Does spring turkey season continue through May 31 haven’t purchased your turkey license yet? There’s still time! The Hunt Unit ZZ (Hunt 0301) license offers a longer season for private-land hunters in southern Michigan and those with permission to hunt Fort Custer military lands. This license is valid through May 31. The Hunt 0234 license is another great option for new or seasoned hunters. This guaranteed license allows you to hunt the entire month of May on public and private lands statewide, except for public lands in Unit ZZ (southern Lower Peninsula). Learn more about the Hunt 0234 license in the Spring Turkey Digest. If you didn’t apply for a spring turkey license, or if you weren’t successful in the license drawing, leftover licenses and Hunt 0234 licenses can be purchased online.
Visit Michigan.gov/Turkey for season dates and regulations.‘I see them!’ – The thrill of that first turkey hunt

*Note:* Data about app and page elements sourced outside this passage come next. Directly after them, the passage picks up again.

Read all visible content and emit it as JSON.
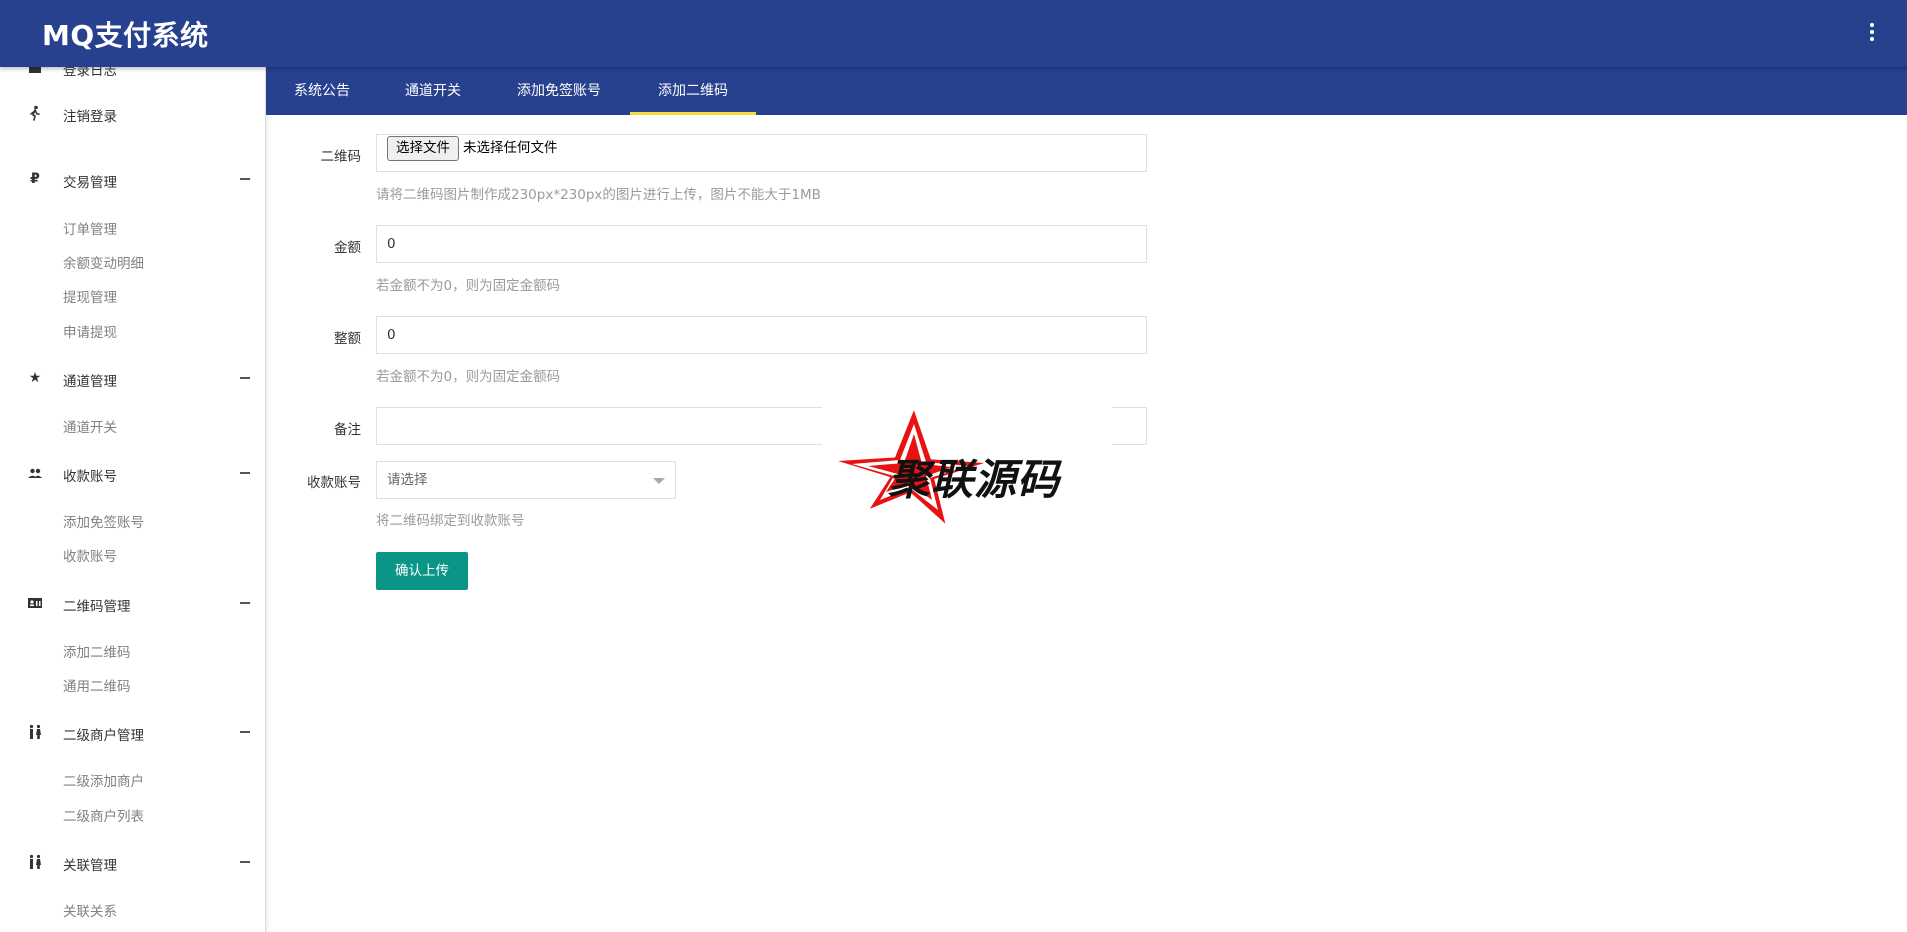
{
  "app": {
    "title": "MQ支付系统"
  },
  "sidebar": {
    "partial_top_label": "登录日志",
    "logout_label": "注销登录",
    "groups": [
      {
        "label": "交易管理",
        "icon": "currency-icon",
        "items": [
          "订单管理",
          "余额变动明细",
          "提现管理",
          "申请提现"
        ]
      },
      {
        "label": "通道管理",
        "icon": "star-icon",
        "items": [
          "通道开关"
        ]
      },
      {
        "label": "收款账号",
        "icon": "people-icon",
        "items": [
          "添加免签账号",
          "收款账号"
        ]
      },
      {
        "label": "二维码管理",
        "icon": "id-card-icon",
        "items": [
          "添加二维码",
          "通用二维码"
        ]
      },
      {
        "label": "二级商户管理",
        "icon": "wc-icon",
        "items": [
          "二级添加商户",
          "二级商户列表"
        ]
      },
      {
        "label": "关联管理",
        "icon": "wc-icon",
        "items": [
          "关联关系"
        ]
      }
    ]
  },
  "tabs": [
    {
      "label": "系统公告",
      "active": false
    },
    {
      "label": "通道开关",
      "active": false
    },
    {
      "label": "添加免签账号",
      "active": false
    },
    {
      "label": "添加二维码",
      "active": true
    }
  ],
  "form": {
    "qrcode": {
      "label": "二维码",
      "button_label": "选择文件",
      "status": "未选择任何文件",
      "help": "请将二维码图片制作成230px*230px的图片进行上传，图片不能大于1MB"
    },
    "amount": {
      "label": "金额",
      "value": "0",
      "help": "若金额不为0，则为固定金额码"
    },
    "whole_amount": {
      "label": "整额",
      "value": "0",
      "help": "若金额不为0，则为固定金额码"
    },
    "remark": {
      "label": "备注",
      "value": ""
    },
    "account": {
      "label": "收款账号",
      "placeholder": "请选择",
      "help": "将二维码绑定到收款账号"
    },
    "submit_label": "确认上传"
  },
  "watermark": {
    "text": "聚联源码"
  },
  "colors": {
    "primary": "#27418f",
    "tab_indicator": "#f2de3d",
    "submit": "#0a9586"
  }
}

For most hunters, much of the joy comes from introducing favorite traditions to a new generation. Tim Warner, a longtime hunter from Gibraltar (about 10 miles south of Detroit), had the added excitement of sharing the experience with his young son on a recent outing on DNR-managed public land near Petoskey.“I started a family a little late in life and want to make sure I get my kids into the outdoors before I’m too old to accompany them,” said Warner, 61. When plans to hunt with friends fell through, Warner and 10-year-old Nathan decided to head north anyway. Warner said Nathan once joined him on an Upper Peninsula grouse hunt but hasn’t spent much time in the woods.“I would have been happy if we had good weather, heard a few gobblers, and just spent some quality time together enjoying the outdoors,” Warner said. After a quiet start to the morning, though, the woods came alive, gobbles from all directions!“Once a tom started to respond, well, Nathan was about as quiet and still as a 10-year-old could be,” Warner laughed. “I tried to direct Nathan’s attention with a whisper, but once he spotted the birds he let out a pretty loud ‘I see them!’ I thought the game was over, but the birds kept coming.”Four toms got into full strut mode, while agitated hens tried rounding them up. Warner, with nothing to lose, started aggressively calling and lured back the toms, plus a few new ones. Finally, a jake circled close enough for a shot, and Warner told his son to take it.“After the dust settled, we both had birds and lots of smiles. I just can’t express the feeling of being able to share such an eventful, successful, quality hunt with my son,” Warner said. “To top it off, a couple of very nice hunters arrived on scene and shared this experience with us and helped take pictures.“The camaraderie and mutual celebration were icing on the cake for my son’s first turkey hunt. What a perfect day, although I did have to explain to Nathan that turkey hunting isn’t usually this easy and we’ll probably have to put in much more time and effort next time.”Given this experience, chances are Nathan won’t mind at all! Visit Michigan.gov/Turkey to start planning your next hunting adventure.
Download hunting digests for on-the-go access for on-demand digest access that travels where you do, without the need for internet access, download DNR hunting, and fishing digests right to your phone! Find the current digests and downloading instructions at Michigan.gov/DNRDigests.